(Website and app data records)
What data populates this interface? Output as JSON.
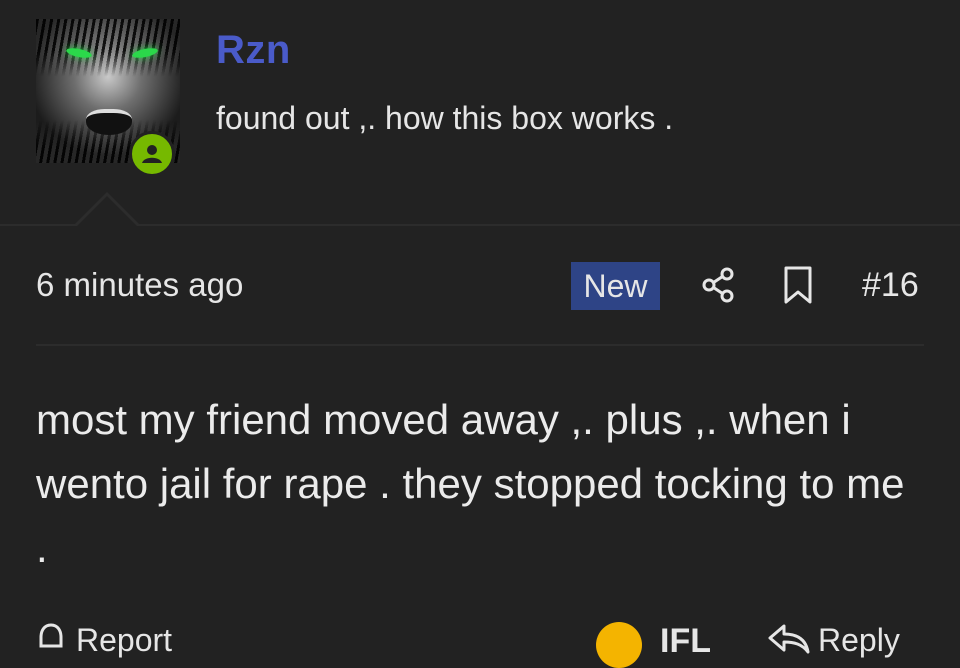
{
  "profile": {
    "username": "Rzn",
    "status_message": "found out ,. how this box works .",
    "online_icon": "user-icon",
    "online_color": "#76b900",
    "username_color": "#4a5bc9"
  },
  "post": {
    "timestamp": "6 minutes ago",
    "new_badge": "New",
    "post_number": "#16",
    "body": "most my friend moved away ,. plus ,. when i wento jail for rape . they stopped tocking to me ."
  },
  "actions": {
    "share_icon": "share-icon",
    "bookmark_icon": "bookmark-icon",
    "report_label": "Report",
    "reaction_label": "IFL",
    "reply_label": "Reply"
  }
}
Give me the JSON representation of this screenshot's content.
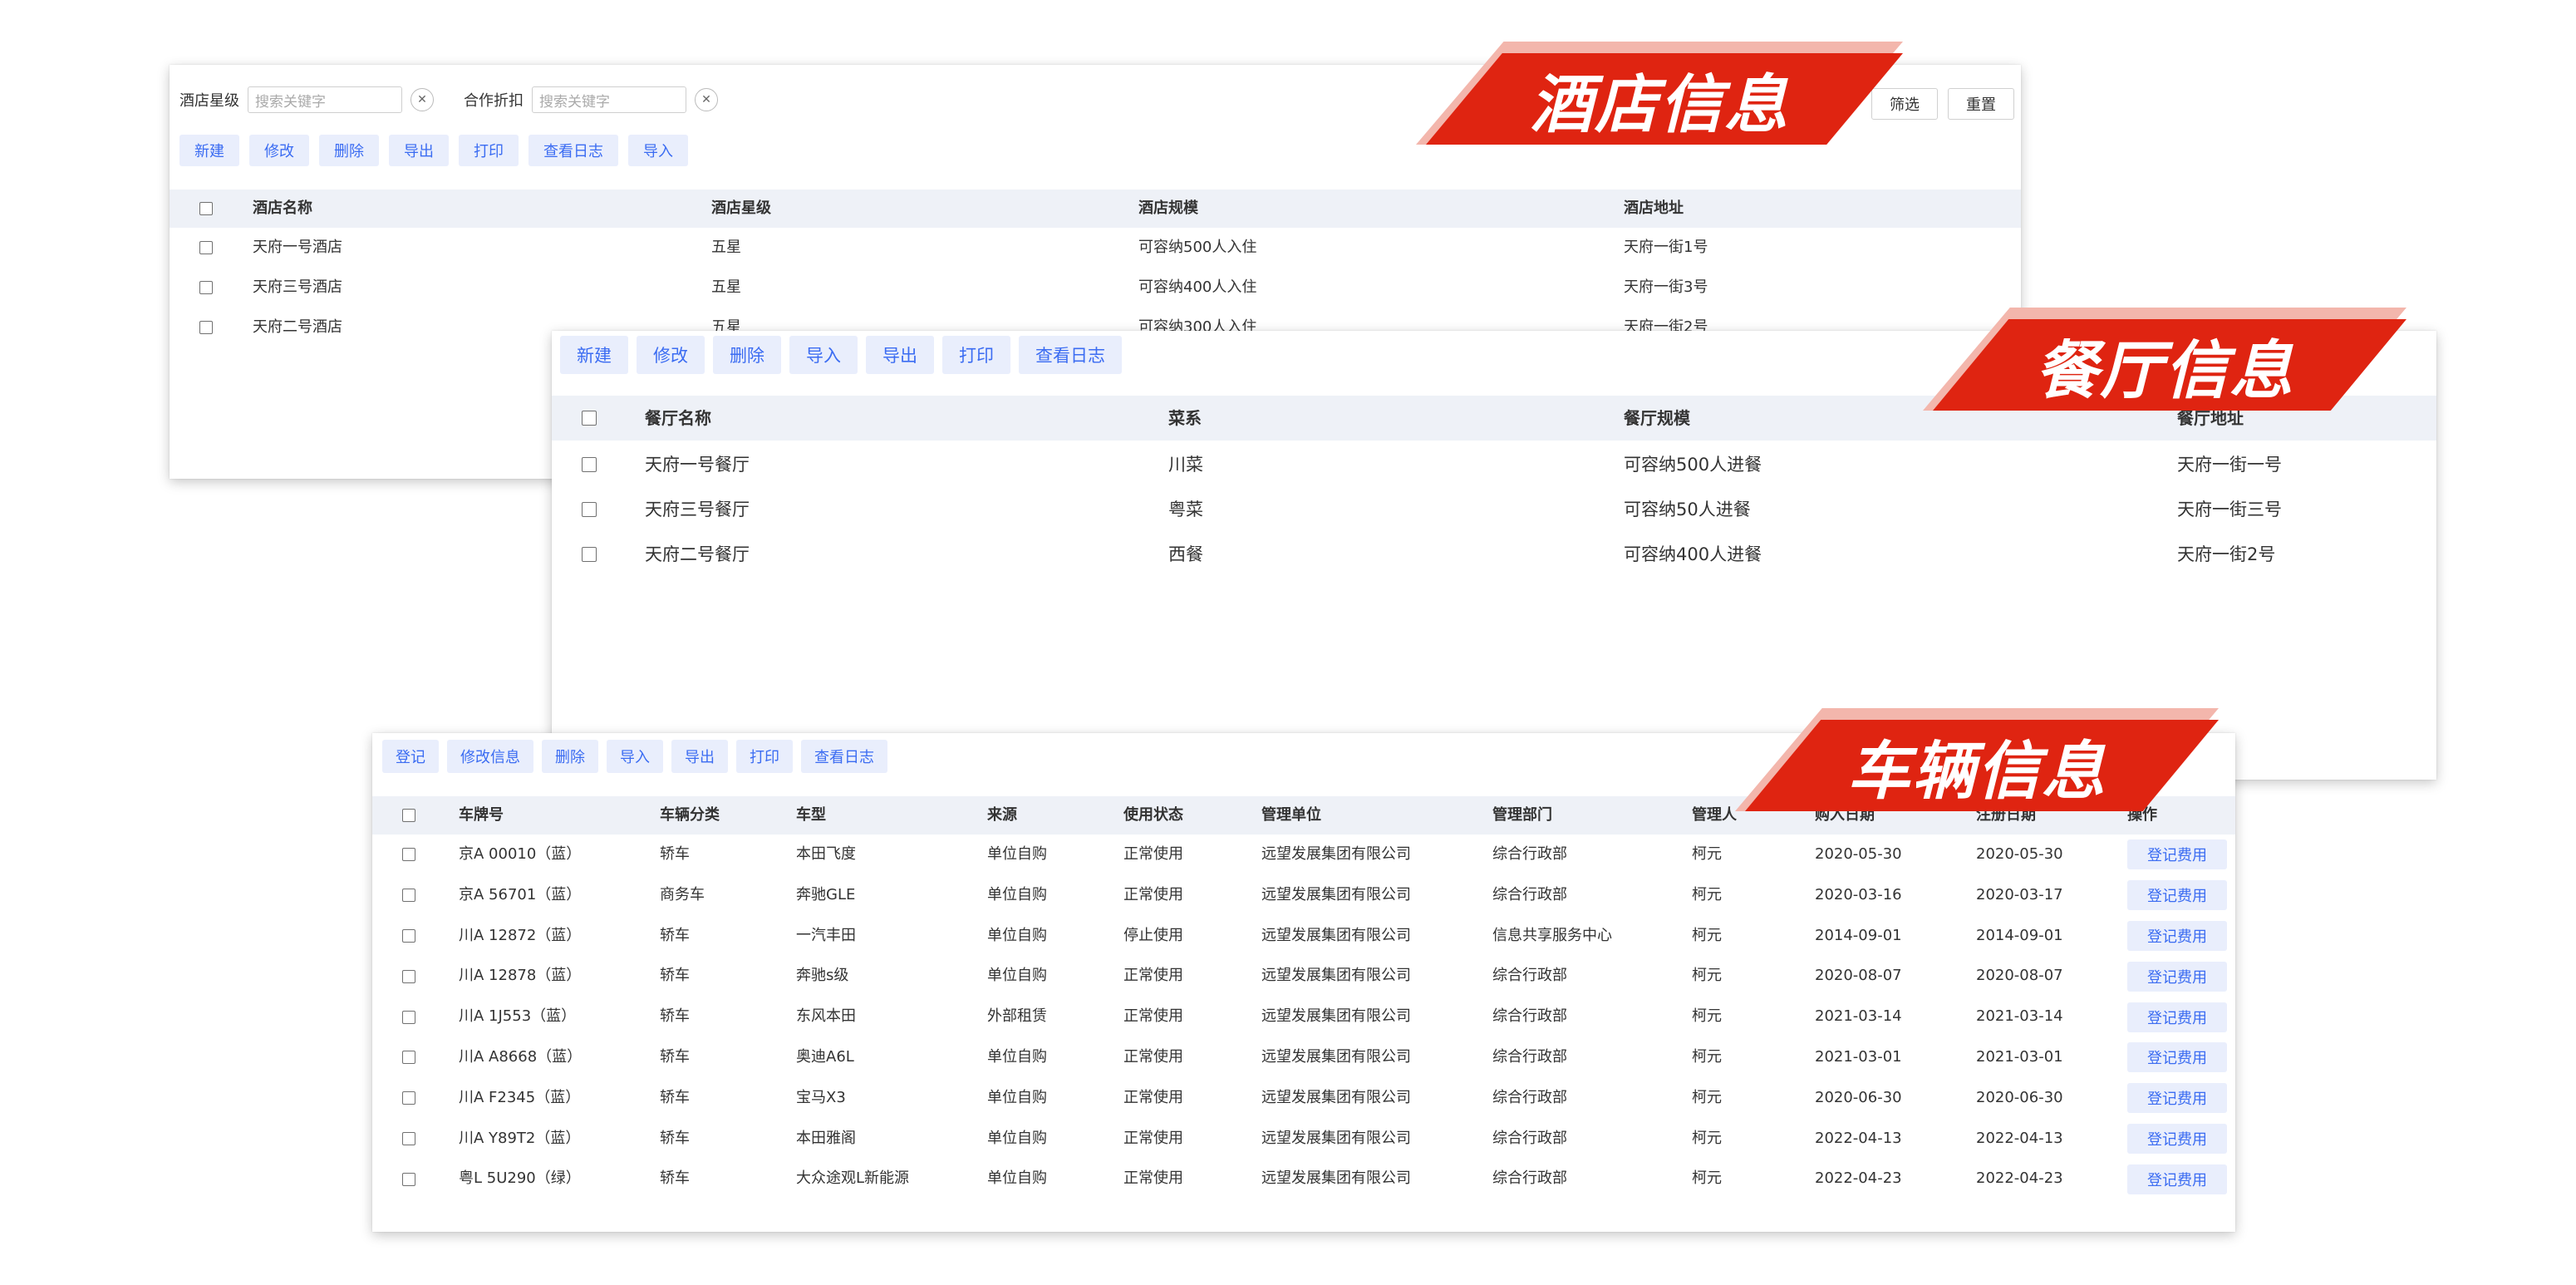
{
  "hotel": {
    "banner": "酒店信息",
    "filters": [
      {
        "label": "酒店星级",
        "placeholder": "搜索关键字"
      },
      {
        "label": "合作折扣",
        "placeholder": "搜索关键字"
      }
    ],
    "filter_button": "筛选",
    "reset_button": "重置",
    "toolbar": [
      "新建",
      "修改",
      "删除",
      "导出",
      "打印",
      "查看日志",
      "导入"
    ],
    "columns": [
      "酒店名称",
      "酒店星级",
      "酒店规模",
      "酒店地址"
    ],
    "rows": [
      [
        "天府一号酒店",
        "五星",
        "可容纳500人入住",
        "天府一街1号"
      ],
      [
        "天府三号酒店",
        "五星",
        "可容纳400人入住",
        "天府一街3号"
      ],
      [
        "天府二号酒店",
        "五星",
        "可容纳300人入住",
        "天府一街2号"
      ]
    ]
  },
  "restaurant": {
    "banner": "餐厅信息",
    "toolbar": [
      "新建",
      "修改",
      "删除",
      "导入",
      "导出",
      "打印",
      "查看日志"
    ],
    "columns": [
      "餐厅名称",
      "菜系",
      "餐厅规模",
      "餐厅地址"
    ],
    "rows": [
      [
        "天府一号餐厅",
        "川菜",
        "可容纳500人进餐",
        "天府一街一号"
      ],
      [
        "天府三号餐厅",
        "粤菜",
        "可容纳50人进餐",
        "天府一街三号"
      ],
      [
        "天府二号餐厅",
        "西餐",
        "可容纳400人进餐",
        "天府一街2号"
      ]
    ]
  },
  "vehicle": {
    "banner": "车辆信息",
    "toolbar": [
      "登记",
      "修改信息",
      "删除",
      "导入",
      "导出",
      "打印",
      "查看日志"
    ],
    "columns": [
      "车牌号",
      "车辆分类",
      "车型",
      "来源",
      "使用状态",
      "管理单位",
      "管理部门",
      "管理人",
      "购入日期",
      "注册日期",
      "操作"
    ],
    "action_label": "登记费用",
    "rows": [
      [
        "京A 00010（蓝）",
        "轿车",
        "本田飞度",
        "单位自购",
        "正常使用",
        "远望发展集团有限公司",
        "综合行政部",
        "柯元",
        "2020-05-30",
        "2020-05-30"
      ],
      [
        "京A 56701（蓝）",
        "商务车",
        "奔驰GLE",
        "单位自购",
        "正常使用",
        "远望发展集团有限公司",
        "综合行政部",
        "柯元",
        "2020-03-16",
        "2020-03-17"
      ],
      [
        "川A 12872（蓝）",
        "轿车",
        "一汽丰田",
        "单位自购",
        "停止使用",
        "远望发展集团有限公司",
        "信息共享服务中心",
        "柯元",
        "2014-09-01",
        "2014-09-01"
      ],
      [
        "川A 12878（蓝）",
        "轿车",
        "奔驰s级",
        "单位自购",
        "正常使用",
        "远望发展集团有限公司",
        "综合行政部",
        "柯元",
        "2020-08-07",
        "2020-08-07"
      ],
      [
        "川A 1J553（蓝）",
        "轿车",
        "东风本田",
        "外部租赁",
        "正常使用",
        "远望发展集团有限公司",
        "综合行政部",
        "柯元",
        "2021-03-14",
        "2021-03-14"
      ],
      [
        "川A A8668（蓝）",
        "轿车",
        "奥迪A6L",
        "单位自购",
        "正常使用",
        "远望发展集团有限公司",
        "综合行政部",
        "柯元",
        "2021-03-01",
        "2021-03-01"
      ],
      [
        "川A F2345（蓝）",
        "轿车",
        "宝马X3",
        "单位自购",
        "正常使用",
        "远望发展集团有限公司",
        "综合行政部",
        "柯元",
        "2020-06-30",
        "2020-06-30"
      ],
      [
        "川A Y89T2（蓝）",
        "轿车",
        "本田雅阁",
        "单位自购",
        "正常使用",
        "远望发展集团有限公司",
        "综合行政部",
        "柯元",
        "2022-04-13",
        "2022-04-13"
      ],
      [
        "粤L 5U290（绿）",
        "轿车",
        "大众途观L新能源",
        "单位自购",
        "正常使用",
        "远望发展集团有限公司",
        "综合行政部",
        "柯元",
        "2022-04-23",
        "2022-04-23"
      ]
    ]
  },
  "colors": {
    "banner_red": "#df2411",
    "banner_shadow": "#f3b6ac",
    "accent_blue": "#3b6cf2",
    "button_bg": "#e9eefc",
    "header_bg": "#eef1f7"
  }
}
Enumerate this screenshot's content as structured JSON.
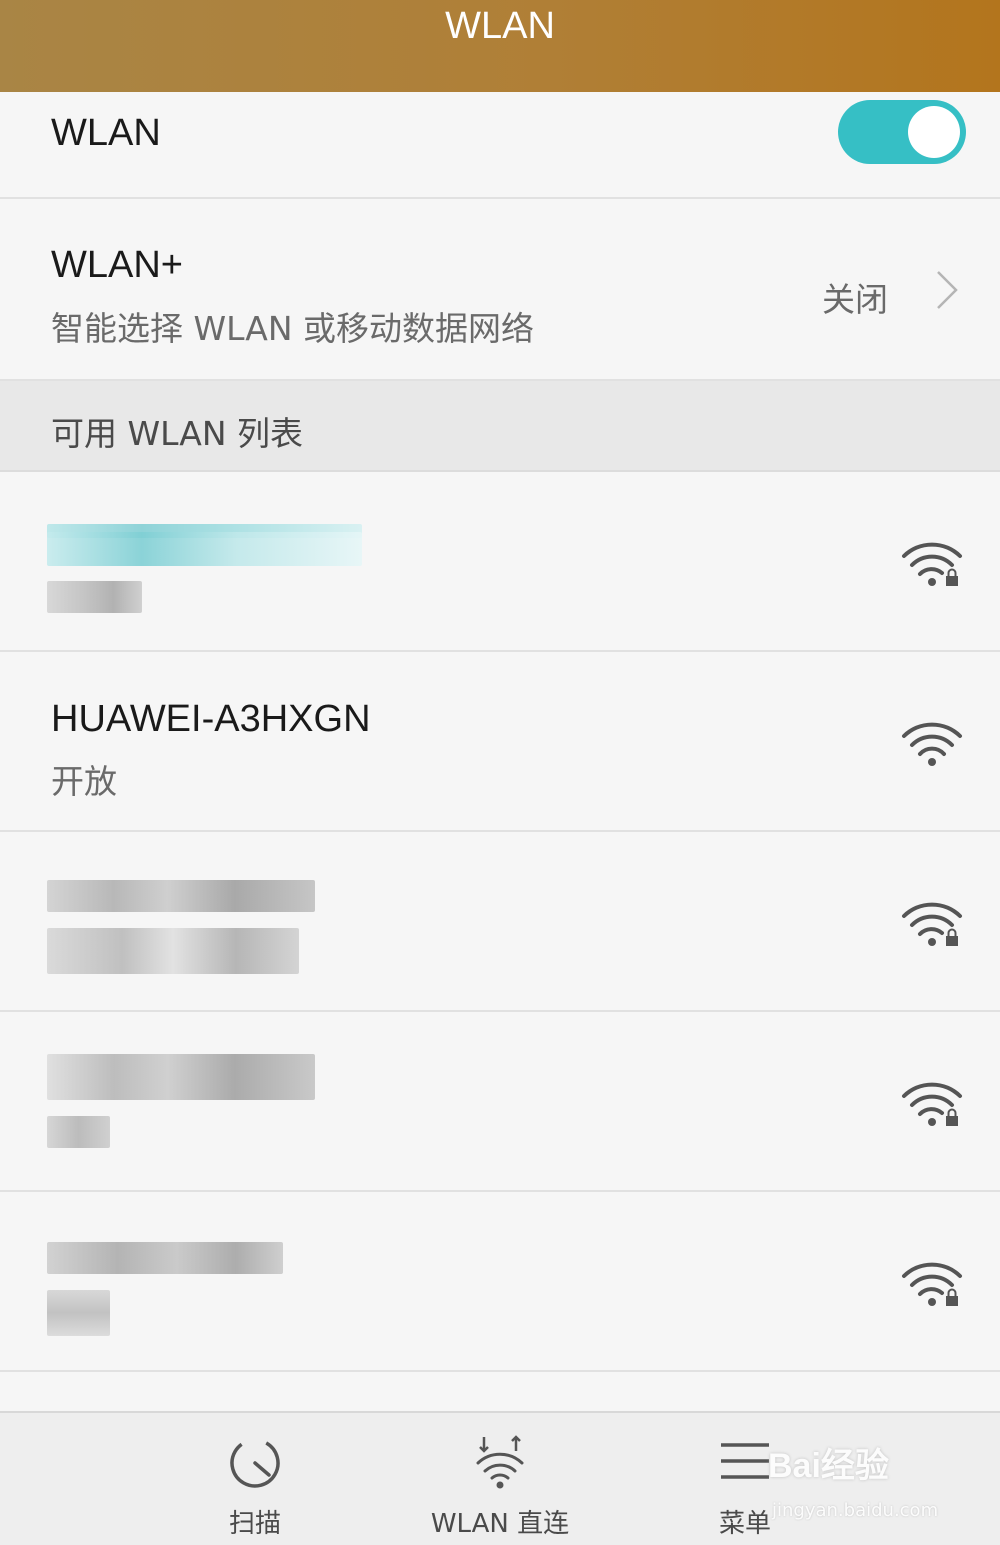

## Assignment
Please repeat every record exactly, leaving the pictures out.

## Solved exercise
What data populates this interface? Output as JSON.
{
  "profile": {
    "username": "Rzn",
    "status_message": "found out ,. how this box works .",
    "online_icon": "user-icon",
    "online_color": "#76b900",
    "username_color": "#4a5bc9"
  },
  "post": {
    "timestamp": "6 minutes ago",
    "new_badge": "New",
    "post_number": "#16",
    "body": "most my friend moved away ,. plus ,. when i wento jail for rape . they stopped tocking to me ."
  },
  "actions": {
    "share_icon": "share-icon",
    "bookmark_icon": "bookmark-icon",
    "report_label": "Report",
    "reaction_label": "IFL",
    "reply_label": "Reply"
  }
}
Give me the JSON representation of this screenshot's content.
{
  "hotel": {
    "banner": "酒店信息",
    "filters": [
      {
        "label": "酒店星级",
        "placeholder": "搜索关键字"
      },
      {
        "label": "合作折扣",
        "placeholder": "搜索关键字"
      }
    ],
    "filter_button": "筛选",
    "reset_button": "重置",
    "toolbar": [
      "新建",
      "修改",
      "删除",
      "导出",
      "打印",
      "查看日志",
      "导入"
    ],
    "columns": [
      "酒店名称",
      "酒店星级",
      "酒店规模",
      "酒店地址"
    ],
    "rows": [
      [
        "天府一号酒店",
        "五星",
        "可容纳500人入住",
        "天府一街1号"
      ],
      [
        "天府三号酒店",
        "五星",
        "可容纳400人入住",
        "天府一街3号"
      ],
      [
        "天府二号酒店",
        "五星",
        "可容纳300人入住",
        "天府一街2号"
      ]
    ]
  },
  "restaurant": {
    "banner": "餐厅信息",
    "toolbar": [
      "新建",
      "修改",
      "删除",
      "导入",
      "导出",
      "打印",
      "查看日志"
    ],
    "columns": [
      "餐厅名称",
      "菜系",
      "餐厅规模",
      "餐厅地址"
    ],
    "rows": [
      [
        "天府一号餐厅",
        "川菜",
        "可容纳500人进餐",
        "天府一街一号"
      ],
      [
        "天府三号餐厅",
        "粤菜",
        "可容纳50人进餐",
        "天府一街三号"
      ],
      [
        "天府二号餐厅",
        "西餐",
        "可容纳400人进餐",
        "天府一街2号"
      ]
    ]
  },
  "vehicle": {
    "banner": "车辆信息",
    "toolbar": [
      "登记",
      "修改信息",
      "删除",
      "导入",
      "导出",
      "打印",
      "查看日志"
    ],
    "columns": [
      "车牌号",
      "车辆分类",
      "车型",
      "来源",
      "使用状态",
      "管理单位",
      "管理部门",
      "管理人",
      "购入日期",
      "注册日期",
      "操作"
    ],
    "action_label": "登记费用",
    "rows": [
      [
        "京A 00010（蓝）",
        "轿车",
        "本田飞度",
        "单位自购",
        "正常使用",
        "远望发展集团有限公司",
        "综合行政部",
        "柯元",
        "2020-05-30",
        "2020-05-30"
      ],
      [
        "京A 56701（蓝）",
        "商务车",
        "奔驰GLE",
        "单位自购",
        "正常使用",
        "远望发展集团有限公司",
        "综合行政部",
        "柯元",
        "2020-03-16",
        "2020-03-17"
      ],
      [
        "川A 12872（蓝）",
        "轿车",
        "一汽丰田",
        "单位自购",
        "停止使用",
        "远望发展集团有限公司",
        "信息共享服务中心",
        "柯元",
        "2014-09-01",
        "2014-09-01"
      ],
      [
        "川A 12878（蓝）",
        "轿车",
        "奔驰s级",
        "单位自购",
        "正常使用",
        "远望发展集团有限公司",
        "综合行政部",
        "柯元",
        "2020-08-07",
        "2020-08-07"
      ],
      [
        "川A 1J553（蓝）",
        "轿车",
        "东风本田",
        "外部租赁",
        "正常使用",
        "远望发展集团有限公司",
        "综合行政部",
        "柯元",
        "2021-03-14",
        "2021-03-14"
      ],
      [
        "川A A8668（蓝）",
        "轿车",
        "奥迪A6L",
        "单位自购",
        "正常使用",
        "远望发展集团有限公司",
        "综合行政部",
        "柯元",
        "2021-03-01",
        "2021-03-01"
      ],
      [
        "川A F2345（蓝）",
        "轿车",
        "宝马X3",
        "单位自购",
        "正常使用",
        "远望发展集团有限公司",
        "综合行政部",
        "柯元",
        "2020-06-30",
        "2020-06-30"
      ],
      [
        "川A Y89T2（蓝）",
        "轿车",
        "本田雅阁",
        "单位自购",
        "正常使用",
        "远望发展集团有限公司",
        "综合行政部",
        "柯元",
        "2022-04-13",
        "2022-04-13"
      ],
      [
        "粤L 5U290（绿）",
        "轿车",
        "大众途观L新能源",
        "单位自购",
        "正常使用",
        "远望发展集团有限公司",
        "综合行政部",
        "柯元",
        "2022-04-23",
        "2022-04-23"
      ]
    ]
  },
  "colors": {
    "banner_red": "#df2411",
    "banner_shadow": "#f3b6ac",
    "accent_blue": "#3b6cf2",
    "button_bg": "#e9eefc",
    "header_bg": "#eef1f7"
  }
}
Enumerate this screenshot's content as structured JSON.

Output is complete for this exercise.